I often just blog based on my own whims and projects that I want to give attention to, but to blog as an act of contemplation, I think, would benefit from some more structure. I’m not interested in publishing thoughts that are at the forefront of my mind at any given time but rather those that come after careful thought and perhaps some dialog. I’m thinking that this will involve mindfulness practice before the writing and perhaps some creative approaches like free writing. I’d like to post only once or twice a month and, if I am in conversation with others, asking if they would review the post before I publish it.
Though creating dialog is not my main goal I am open to it and I do want to provide space for that. To this end, one may find my decision to turn off commenting a strange one. However, I’m doing this on purpose as part of my approach. As I think about the digital spaces that we create and what constrains or enables different facets of experience, I find that commenting often lends itself to less thoughtful responses and I’m trying to minimize that in myself and in the digital environment that I’m creating. Of course I have seen and contributed some very thoughtful comments in my time and I’m not throwing away comments as a whole in my digital toolkit – just for this project. If my writing inspires someone to write a response I’d love to see that on their own blog. Or, if something I write were to inspire someone to want to dialog with me, well, that is wonderful and I’d love to sit down for coffee, a video chat, or a phone call. In similar fashion I will also not be enabling a “like’ button or other ways to quickly respond.
If you have made it this far you might be thinking that you would like to see where I take this (you could also be thinking that you want to avoid this at all costs and if so that is okay too – you can just stop reading now). As I’m considering who my audience is for this project, I think that it could be quite different from my familiar edtech readers. I’d like to provide a way for those who may be interested in these posts to be notified when I do post something new. In line with doing things a little slower and more deliberately I’m not going to be using an email subscription service. Instead I’ll just be emailing those who are interested. If you would like to get an email from me when I post about my contemplations in making peace around technology use, just drop your email into this form.

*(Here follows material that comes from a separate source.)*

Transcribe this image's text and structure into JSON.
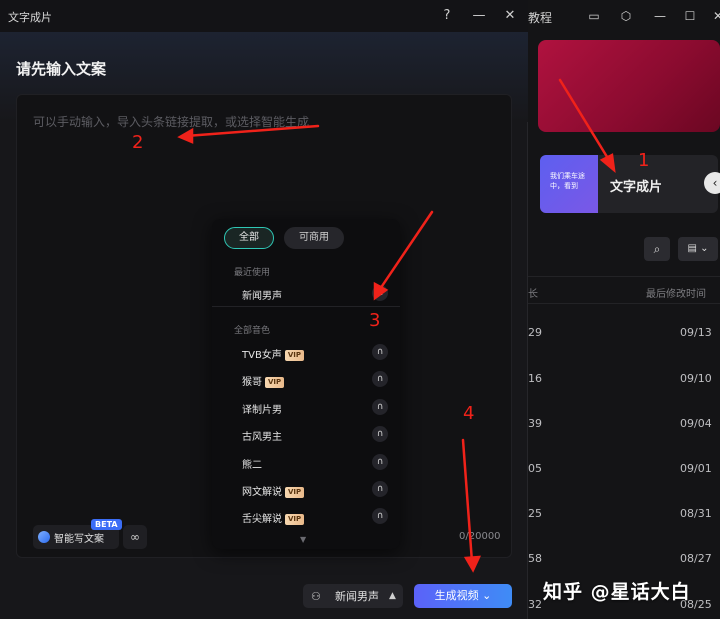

I’d like to thank Krissy Lukens, Laura Fredrickson, and Laurie MacDiarmid for sitting with me in conversation about this project while I was thinking it through and for reviewing an early draft of this post.